Given records: Begin

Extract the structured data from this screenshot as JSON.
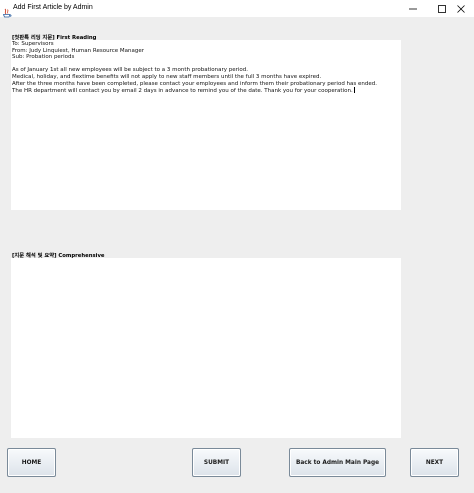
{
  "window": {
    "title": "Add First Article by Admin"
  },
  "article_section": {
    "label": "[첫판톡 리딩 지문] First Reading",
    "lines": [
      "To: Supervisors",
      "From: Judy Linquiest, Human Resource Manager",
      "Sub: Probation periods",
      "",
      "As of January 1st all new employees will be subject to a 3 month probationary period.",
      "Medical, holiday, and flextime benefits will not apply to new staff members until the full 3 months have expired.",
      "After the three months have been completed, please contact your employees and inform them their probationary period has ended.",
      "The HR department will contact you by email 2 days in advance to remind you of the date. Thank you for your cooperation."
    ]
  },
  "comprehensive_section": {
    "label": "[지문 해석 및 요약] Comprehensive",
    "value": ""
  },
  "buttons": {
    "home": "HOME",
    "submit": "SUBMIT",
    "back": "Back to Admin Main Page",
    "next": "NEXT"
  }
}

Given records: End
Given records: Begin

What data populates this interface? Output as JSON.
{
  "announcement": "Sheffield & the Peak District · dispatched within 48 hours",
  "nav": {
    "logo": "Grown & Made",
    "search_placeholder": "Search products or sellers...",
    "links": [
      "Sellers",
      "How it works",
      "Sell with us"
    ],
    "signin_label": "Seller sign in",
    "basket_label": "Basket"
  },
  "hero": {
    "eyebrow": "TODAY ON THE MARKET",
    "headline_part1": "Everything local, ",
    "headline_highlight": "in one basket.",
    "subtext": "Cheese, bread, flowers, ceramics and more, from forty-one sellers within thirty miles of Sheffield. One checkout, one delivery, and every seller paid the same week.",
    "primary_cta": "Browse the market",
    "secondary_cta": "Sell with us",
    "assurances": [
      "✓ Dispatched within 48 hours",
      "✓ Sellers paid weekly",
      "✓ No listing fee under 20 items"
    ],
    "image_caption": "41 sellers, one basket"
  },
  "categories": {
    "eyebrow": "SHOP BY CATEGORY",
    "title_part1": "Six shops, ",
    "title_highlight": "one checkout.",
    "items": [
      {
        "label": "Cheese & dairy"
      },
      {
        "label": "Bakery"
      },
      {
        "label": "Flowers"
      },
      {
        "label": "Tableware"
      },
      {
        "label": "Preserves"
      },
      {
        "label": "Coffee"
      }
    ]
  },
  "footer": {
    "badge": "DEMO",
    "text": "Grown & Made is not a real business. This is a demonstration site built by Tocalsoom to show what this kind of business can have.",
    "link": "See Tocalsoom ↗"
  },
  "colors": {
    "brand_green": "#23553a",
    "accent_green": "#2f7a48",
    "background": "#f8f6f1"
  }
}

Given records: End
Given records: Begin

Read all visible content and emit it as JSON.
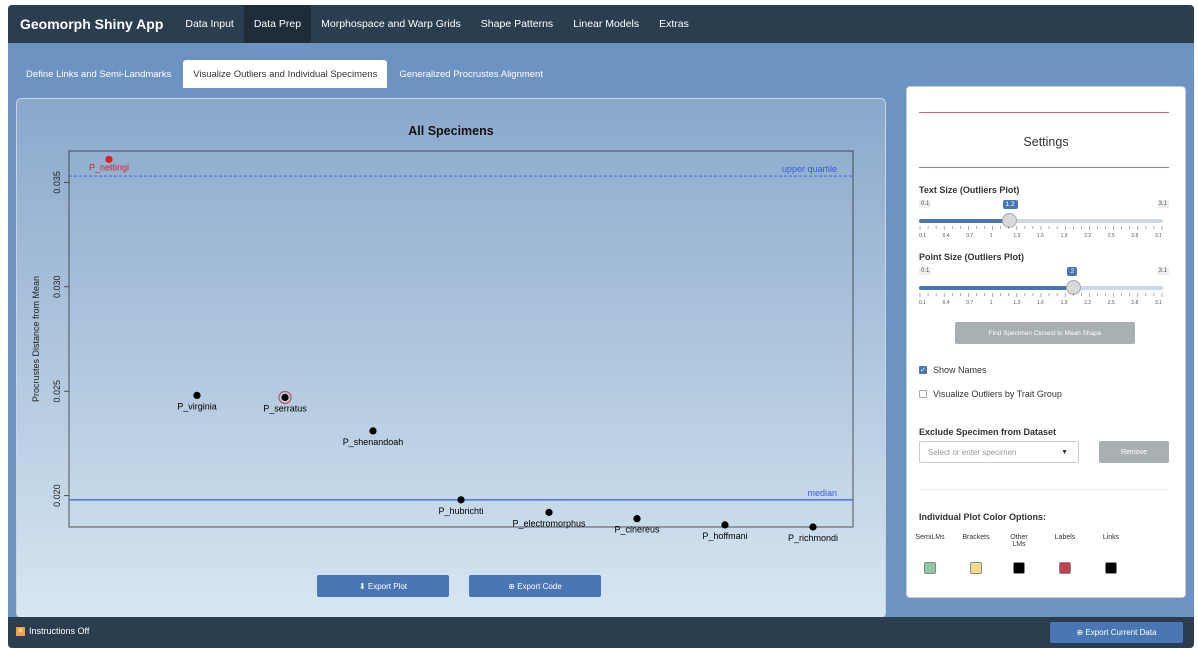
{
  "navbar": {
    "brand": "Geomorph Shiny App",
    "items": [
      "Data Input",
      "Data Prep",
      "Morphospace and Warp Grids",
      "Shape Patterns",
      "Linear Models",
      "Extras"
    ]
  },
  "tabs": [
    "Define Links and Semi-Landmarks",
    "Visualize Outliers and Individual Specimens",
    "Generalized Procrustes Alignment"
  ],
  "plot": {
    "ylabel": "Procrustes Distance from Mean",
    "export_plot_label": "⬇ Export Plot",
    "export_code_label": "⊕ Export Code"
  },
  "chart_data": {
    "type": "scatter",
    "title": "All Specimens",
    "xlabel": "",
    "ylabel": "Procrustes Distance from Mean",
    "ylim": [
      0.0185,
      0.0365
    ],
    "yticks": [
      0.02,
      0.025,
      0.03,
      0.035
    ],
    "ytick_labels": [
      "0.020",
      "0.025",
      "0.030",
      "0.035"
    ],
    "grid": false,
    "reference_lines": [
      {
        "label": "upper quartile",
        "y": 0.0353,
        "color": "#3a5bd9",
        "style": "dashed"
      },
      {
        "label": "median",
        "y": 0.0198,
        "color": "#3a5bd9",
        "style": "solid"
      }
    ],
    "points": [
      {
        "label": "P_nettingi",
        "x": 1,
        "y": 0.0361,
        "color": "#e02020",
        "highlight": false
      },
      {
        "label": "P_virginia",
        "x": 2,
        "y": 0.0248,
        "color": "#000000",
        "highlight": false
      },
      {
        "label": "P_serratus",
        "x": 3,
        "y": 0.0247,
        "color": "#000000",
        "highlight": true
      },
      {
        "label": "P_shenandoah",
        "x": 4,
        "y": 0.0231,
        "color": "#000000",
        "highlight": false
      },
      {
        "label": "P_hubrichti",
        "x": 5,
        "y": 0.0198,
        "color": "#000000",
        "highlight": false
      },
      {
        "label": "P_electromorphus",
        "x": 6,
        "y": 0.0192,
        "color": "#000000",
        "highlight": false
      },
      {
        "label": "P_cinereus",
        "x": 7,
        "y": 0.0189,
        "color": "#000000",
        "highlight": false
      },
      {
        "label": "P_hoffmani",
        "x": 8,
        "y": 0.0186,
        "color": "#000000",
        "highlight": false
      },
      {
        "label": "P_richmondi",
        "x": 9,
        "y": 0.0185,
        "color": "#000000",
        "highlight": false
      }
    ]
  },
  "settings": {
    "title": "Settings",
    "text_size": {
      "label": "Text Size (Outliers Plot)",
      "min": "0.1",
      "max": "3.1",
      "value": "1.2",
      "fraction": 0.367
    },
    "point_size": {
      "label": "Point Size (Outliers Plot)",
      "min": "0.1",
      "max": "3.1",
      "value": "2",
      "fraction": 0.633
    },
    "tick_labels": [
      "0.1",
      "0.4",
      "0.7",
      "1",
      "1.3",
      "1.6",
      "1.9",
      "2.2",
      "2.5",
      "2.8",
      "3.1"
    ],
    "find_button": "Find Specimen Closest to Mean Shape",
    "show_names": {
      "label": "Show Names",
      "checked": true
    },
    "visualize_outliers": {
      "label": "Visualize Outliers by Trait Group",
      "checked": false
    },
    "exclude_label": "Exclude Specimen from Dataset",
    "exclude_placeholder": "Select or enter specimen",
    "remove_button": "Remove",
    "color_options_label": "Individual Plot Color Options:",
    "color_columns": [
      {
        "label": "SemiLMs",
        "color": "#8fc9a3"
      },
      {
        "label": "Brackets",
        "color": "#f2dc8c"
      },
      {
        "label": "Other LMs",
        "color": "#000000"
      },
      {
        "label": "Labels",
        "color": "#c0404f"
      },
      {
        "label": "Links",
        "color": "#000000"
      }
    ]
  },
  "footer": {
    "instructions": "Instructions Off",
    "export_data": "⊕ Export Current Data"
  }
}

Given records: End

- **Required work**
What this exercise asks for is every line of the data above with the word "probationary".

- **Your response**
      "As of January 1st all new employees will be subject to a 3 month probationary period.",
      "After the three months have been completed, please contact your employees and inform them their probationary period has ended.",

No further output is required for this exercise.